CELEBRATE RED RIBBON WEEK
- Learn about the destructive effects of drug abuse and opioid misuse.
- Educate your family members and friends.
- Take action!
We know that drugs are bad for your physical and mental health.
But drug use also has a negative impact on your personal relationships since it can greatly change your mood and your behavior towards others.
In fact, the Centers for Disease Control and Prevention points to substance use as one of the top risk factors for teen dating violence.
Dating violence is violence between two people in a relationship. It is not always physical. In fact, according to the CDC, there are four different kinds:
Physical – when a person hits, kicks, shoves his or her partner

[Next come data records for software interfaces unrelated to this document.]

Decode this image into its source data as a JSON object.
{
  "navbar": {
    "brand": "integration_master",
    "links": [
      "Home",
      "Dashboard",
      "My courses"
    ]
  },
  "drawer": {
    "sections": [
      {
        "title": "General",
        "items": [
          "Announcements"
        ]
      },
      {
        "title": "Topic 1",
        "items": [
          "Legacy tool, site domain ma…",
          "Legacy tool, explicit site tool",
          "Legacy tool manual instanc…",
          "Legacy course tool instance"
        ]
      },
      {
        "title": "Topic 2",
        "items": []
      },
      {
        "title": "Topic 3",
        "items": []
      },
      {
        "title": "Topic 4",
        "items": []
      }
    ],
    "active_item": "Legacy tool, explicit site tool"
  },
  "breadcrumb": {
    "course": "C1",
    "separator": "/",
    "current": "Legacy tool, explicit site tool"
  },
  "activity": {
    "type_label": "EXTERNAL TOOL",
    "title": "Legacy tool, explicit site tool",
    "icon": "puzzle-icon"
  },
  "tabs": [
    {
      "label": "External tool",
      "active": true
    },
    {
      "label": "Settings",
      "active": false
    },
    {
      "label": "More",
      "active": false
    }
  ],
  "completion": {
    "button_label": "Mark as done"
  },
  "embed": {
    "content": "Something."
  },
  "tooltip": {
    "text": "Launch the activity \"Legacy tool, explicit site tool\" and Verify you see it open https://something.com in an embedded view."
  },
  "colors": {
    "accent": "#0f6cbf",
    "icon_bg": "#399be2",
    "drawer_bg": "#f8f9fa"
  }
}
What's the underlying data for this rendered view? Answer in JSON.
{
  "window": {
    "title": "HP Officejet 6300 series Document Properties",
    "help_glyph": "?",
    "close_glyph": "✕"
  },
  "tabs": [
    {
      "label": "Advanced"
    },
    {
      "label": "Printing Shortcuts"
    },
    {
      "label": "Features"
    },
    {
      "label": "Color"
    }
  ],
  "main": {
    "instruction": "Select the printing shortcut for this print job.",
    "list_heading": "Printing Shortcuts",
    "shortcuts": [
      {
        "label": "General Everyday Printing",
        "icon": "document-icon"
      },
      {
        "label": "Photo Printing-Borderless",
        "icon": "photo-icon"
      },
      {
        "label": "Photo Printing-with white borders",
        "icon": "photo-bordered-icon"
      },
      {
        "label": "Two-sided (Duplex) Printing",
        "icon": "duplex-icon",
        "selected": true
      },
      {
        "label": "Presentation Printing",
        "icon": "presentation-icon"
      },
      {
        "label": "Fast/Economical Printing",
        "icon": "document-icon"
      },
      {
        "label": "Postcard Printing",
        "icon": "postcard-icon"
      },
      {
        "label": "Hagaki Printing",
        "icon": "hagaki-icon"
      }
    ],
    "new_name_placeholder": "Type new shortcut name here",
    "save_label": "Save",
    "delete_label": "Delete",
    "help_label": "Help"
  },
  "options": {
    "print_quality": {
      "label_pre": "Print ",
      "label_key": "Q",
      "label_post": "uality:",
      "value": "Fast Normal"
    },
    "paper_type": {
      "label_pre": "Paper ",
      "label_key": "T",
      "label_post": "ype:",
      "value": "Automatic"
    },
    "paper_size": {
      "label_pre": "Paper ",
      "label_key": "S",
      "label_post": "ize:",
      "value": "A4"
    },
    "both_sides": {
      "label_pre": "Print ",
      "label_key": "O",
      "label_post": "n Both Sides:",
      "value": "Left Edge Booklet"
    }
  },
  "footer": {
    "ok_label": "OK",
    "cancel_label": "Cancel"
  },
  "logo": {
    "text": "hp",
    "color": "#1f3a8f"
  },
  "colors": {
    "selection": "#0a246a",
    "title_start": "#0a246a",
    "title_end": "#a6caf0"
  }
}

Psychological/emotional – could include name calling, bullying and isolation
Sexual – forcing a partner to engage in a sex act when they don’t want to; threatening to spread rumors if a partner doesn’t want to have sex
Stalking – constant, unwanted harassment
It can also occur via computer or smartphone and include someone repeatedly texting a partner or posting a partner’s nude photos online.
Almost 10 percent of high schoolers surveyed in the 2015 National Youth Risk Behavior Survey had experienced physical dating violence in the past year. And a little bit over 10 percent of high schoolers had experienced sexual dating violence within the past year.
See more: Signs of Teen Dating Violence
As we said earlier, drugs cause you to behave differently towards others. For example, cocaine makes users aggressive, and many drugs (like Spice, meth, marijuana and more) cause users to be paranoid. Aggression and paranoia in relationships (and in pretty much most areas of your life) are unhealthy and can unfortunately lead to a form of dating violence.
If you or anyone you know is dealing with violence in a relationship, you can get help here.
Learn more about dating violence